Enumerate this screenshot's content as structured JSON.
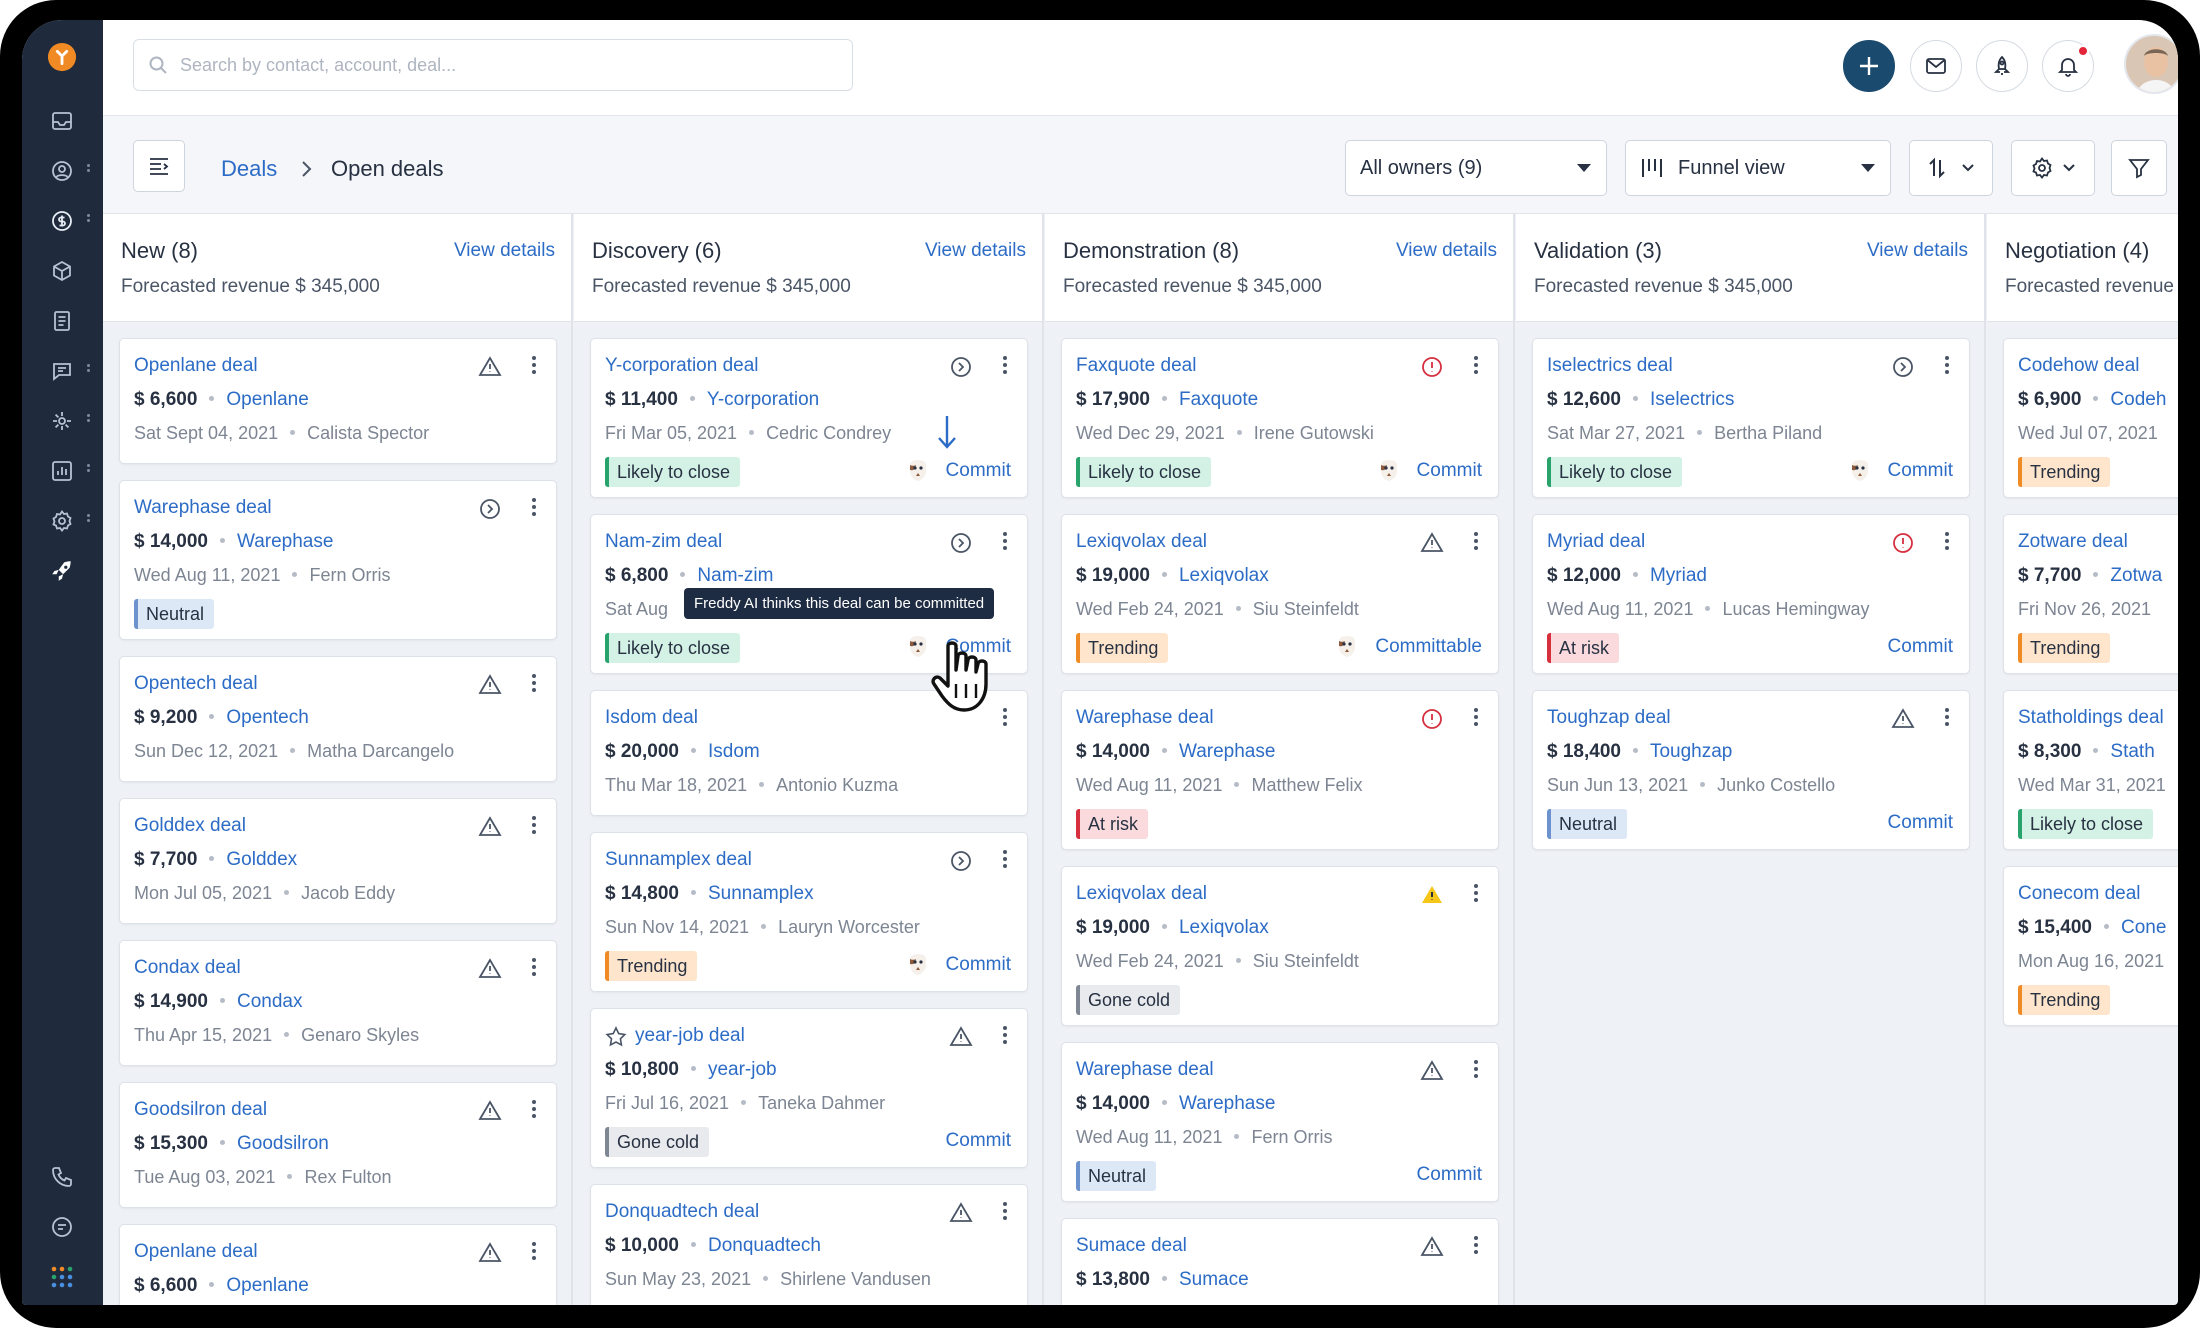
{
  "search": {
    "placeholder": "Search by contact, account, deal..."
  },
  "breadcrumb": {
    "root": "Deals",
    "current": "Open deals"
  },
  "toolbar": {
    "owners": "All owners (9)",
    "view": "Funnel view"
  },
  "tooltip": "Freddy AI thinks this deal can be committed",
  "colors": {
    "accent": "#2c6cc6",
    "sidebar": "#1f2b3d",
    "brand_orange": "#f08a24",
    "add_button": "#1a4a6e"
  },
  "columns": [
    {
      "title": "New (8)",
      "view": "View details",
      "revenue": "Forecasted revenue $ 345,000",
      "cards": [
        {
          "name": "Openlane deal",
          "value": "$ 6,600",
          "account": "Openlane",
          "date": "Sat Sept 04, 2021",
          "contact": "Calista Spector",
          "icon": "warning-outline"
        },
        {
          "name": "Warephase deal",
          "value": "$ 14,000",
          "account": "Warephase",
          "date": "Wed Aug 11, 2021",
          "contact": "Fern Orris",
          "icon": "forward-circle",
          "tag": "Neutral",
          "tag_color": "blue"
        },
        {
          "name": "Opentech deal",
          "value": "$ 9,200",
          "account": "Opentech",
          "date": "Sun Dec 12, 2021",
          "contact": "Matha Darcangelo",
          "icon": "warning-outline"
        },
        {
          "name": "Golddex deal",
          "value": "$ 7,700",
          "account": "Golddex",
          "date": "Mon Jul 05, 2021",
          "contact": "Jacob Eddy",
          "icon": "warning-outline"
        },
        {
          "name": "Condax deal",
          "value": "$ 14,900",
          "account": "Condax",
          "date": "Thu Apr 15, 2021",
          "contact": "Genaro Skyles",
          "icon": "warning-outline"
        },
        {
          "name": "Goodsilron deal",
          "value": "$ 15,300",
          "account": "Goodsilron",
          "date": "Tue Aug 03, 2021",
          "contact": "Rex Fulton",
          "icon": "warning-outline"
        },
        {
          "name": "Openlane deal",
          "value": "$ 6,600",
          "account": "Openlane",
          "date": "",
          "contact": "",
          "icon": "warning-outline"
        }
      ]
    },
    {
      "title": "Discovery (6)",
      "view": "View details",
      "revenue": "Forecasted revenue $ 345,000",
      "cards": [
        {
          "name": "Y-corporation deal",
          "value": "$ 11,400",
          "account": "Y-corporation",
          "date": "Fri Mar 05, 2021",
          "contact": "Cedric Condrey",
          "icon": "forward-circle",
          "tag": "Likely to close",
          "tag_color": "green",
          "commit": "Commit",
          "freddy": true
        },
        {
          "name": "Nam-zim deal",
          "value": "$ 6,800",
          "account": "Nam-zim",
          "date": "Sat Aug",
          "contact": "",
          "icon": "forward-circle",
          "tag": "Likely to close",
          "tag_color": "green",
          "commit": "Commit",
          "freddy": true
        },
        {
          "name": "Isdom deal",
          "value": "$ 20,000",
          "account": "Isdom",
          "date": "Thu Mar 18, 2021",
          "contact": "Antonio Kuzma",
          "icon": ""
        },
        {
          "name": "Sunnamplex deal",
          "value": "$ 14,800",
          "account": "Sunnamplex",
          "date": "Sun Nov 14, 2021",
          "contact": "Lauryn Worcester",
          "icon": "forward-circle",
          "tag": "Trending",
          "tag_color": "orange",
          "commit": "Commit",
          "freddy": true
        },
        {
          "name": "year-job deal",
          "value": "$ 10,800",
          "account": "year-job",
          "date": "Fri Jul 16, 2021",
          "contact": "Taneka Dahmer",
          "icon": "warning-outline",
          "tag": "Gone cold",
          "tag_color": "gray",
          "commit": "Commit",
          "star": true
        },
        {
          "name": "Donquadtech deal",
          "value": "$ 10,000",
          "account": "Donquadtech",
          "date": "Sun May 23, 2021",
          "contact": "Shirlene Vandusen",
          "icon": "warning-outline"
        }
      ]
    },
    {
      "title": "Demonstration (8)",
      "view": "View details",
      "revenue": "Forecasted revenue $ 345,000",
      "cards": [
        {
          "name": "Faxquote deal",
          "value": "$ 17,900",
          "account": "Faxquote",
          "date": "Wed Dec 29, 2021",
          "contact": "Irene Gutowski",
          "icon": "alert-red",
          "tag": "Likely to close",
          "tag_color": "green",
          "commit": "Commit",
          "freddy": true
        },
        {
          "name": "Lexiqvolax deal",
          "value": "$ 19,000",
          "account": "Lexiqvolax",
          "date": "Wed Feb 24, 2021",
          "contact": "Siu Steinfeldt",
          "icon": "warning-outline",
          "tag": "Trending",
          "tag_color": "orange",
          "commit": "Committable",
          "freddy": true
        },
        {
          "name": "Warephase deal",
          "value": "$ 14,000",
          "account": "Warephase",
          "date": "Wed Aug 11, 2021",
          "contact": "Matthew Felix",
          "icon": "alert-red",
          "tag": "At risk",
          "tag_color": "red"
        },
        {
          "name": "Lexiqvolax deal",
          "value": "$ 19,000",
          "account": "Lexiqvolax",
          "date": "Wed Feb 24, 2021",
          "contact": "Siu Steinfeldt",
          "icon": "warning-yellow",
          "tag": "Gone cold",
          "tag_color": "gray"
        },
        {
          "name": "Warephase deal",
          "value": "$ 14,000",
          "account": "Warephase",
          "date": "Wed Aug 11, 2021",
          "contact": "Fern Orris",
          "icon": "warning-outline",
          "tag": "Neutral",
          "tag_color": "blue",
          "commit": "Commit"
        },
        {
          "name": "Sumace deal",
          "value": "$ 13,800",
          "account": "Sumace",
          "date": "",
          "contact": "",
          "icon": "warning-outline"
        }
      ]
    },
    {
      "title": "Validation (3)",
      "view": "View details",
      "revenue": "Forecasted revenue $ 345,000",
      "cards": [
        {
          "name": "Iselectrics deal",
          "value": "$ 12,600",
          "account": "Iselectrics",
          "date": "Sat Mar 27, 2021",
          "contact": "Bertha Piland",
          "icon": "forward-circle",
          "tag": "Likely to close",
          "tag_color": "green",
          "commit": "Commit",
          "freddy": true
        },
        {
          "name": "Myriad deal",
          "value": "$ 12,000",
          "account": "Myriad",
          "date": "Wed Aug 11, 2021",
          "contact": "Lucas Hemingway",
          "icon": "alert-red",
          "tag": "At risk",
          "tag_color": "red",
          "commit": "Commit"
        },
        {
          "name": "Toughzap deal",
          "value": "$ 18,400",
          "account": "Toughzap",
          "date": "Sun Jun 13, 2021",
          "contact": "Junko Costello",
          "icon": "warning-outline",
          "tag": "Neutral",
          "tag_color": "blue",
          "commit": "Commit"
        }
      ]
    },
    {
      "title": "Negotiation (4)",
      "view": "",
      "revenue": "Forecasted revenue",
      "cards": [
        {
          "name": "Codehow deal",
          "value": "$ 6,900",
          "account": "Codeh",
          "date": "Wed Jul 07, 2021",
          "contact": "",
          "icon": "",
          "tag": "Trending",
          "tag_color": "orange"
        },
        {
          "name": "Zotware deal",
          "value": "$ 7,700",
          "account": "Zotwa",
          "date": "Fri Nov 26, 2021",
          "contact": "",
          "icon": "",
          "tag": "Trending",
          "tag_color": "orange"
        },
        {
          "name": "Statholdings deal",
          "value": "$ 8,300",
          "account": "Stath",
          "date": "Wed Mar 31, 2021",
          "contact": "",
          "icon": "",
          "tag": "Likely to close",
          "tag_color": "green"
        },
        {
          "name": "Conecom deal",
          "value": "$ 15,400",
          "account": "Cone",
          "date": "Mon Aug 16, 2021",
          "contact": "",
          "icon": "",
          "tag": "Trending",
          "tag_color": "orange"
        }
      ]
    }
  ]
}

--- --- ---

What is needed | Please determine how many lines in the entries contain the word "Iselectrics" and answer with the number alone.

Response | 2